Clinical & Veterinary Sciences; Economic, Social & Political Sciences

Funding:  Department for International Development (DFID), 2017-2021

LSHTM investigators:  David Mabey (PI), Amit Bhasin, Chrissy Roberts, Clare Chandler, Heidi Hopkins, Coll Hutchison, John Bradley, Rashida Ferrand, Shunmay Yeung

Other UK and international collaborators: Quique Bassat, Vilada Chansamouth, John Crump, Ethel Dauya, Nick Feasey, David Lalloo, Hla Hla Win, Yoel Lubell, Mayfong Mayxay, Claudious Muserere, Paul Newton, Antonio Mario Sitoe, Wah Win Htike, Zaw Lynn Aung

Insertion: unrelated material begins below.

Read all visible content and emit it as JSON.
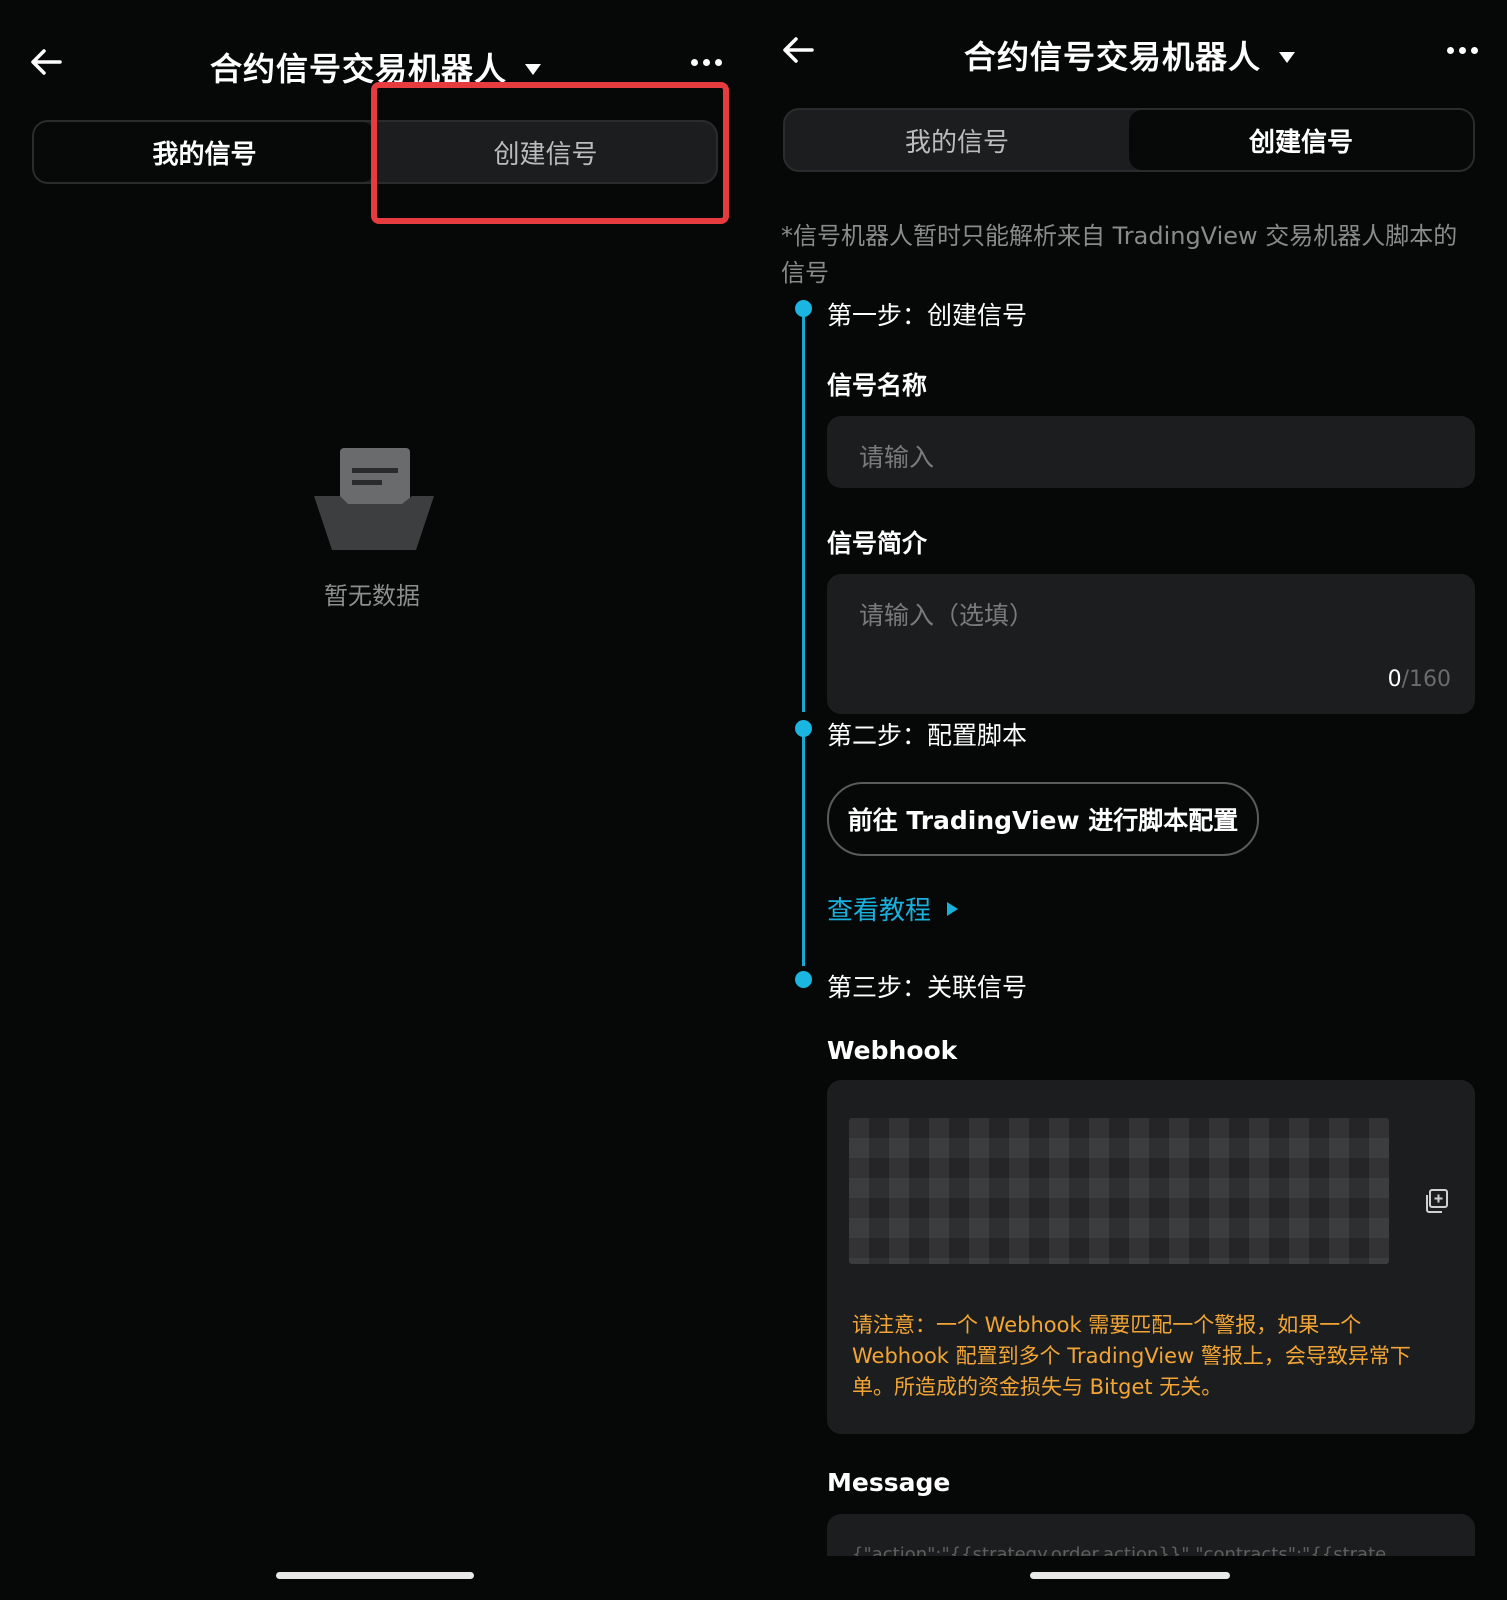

Summary: Fever is one of the most common symptoms that leads to health-care seeking and hospital admission across sub-Saharan Africa and Asia. However, little is known about the causes of febrile illness in these regions. Without access to reliable diagnostic facilities, and without evidence on which to base treatment guidelines, in most cases treatment is empiric and too often results in overuse of antimicrobial medicines.

The FIEBRE study will help to address these information gaps, using a standard clinical, laboratory and social science protocol, in five representative sites – in Lao PDR, Malawi, Mozambique, Myanmar and Zimbabwe – with a high burden of infectious disease and few or no existing data. The study will rigorously investigate causes of febrile illness, and antibacterial resistance, in inpatients and outpatients of all ages. Qualitative work will describe how care-seekers, clinicians, and other stakeholders conceptualise fever, and appropriate antimicrobial use. The results of this study will enable us to design new, evidence-based algorithms for the management of febrile illness. Archived patient samples will provide a basis for future evaluation of novel diagnostics, and rational approaches to disease surveillance.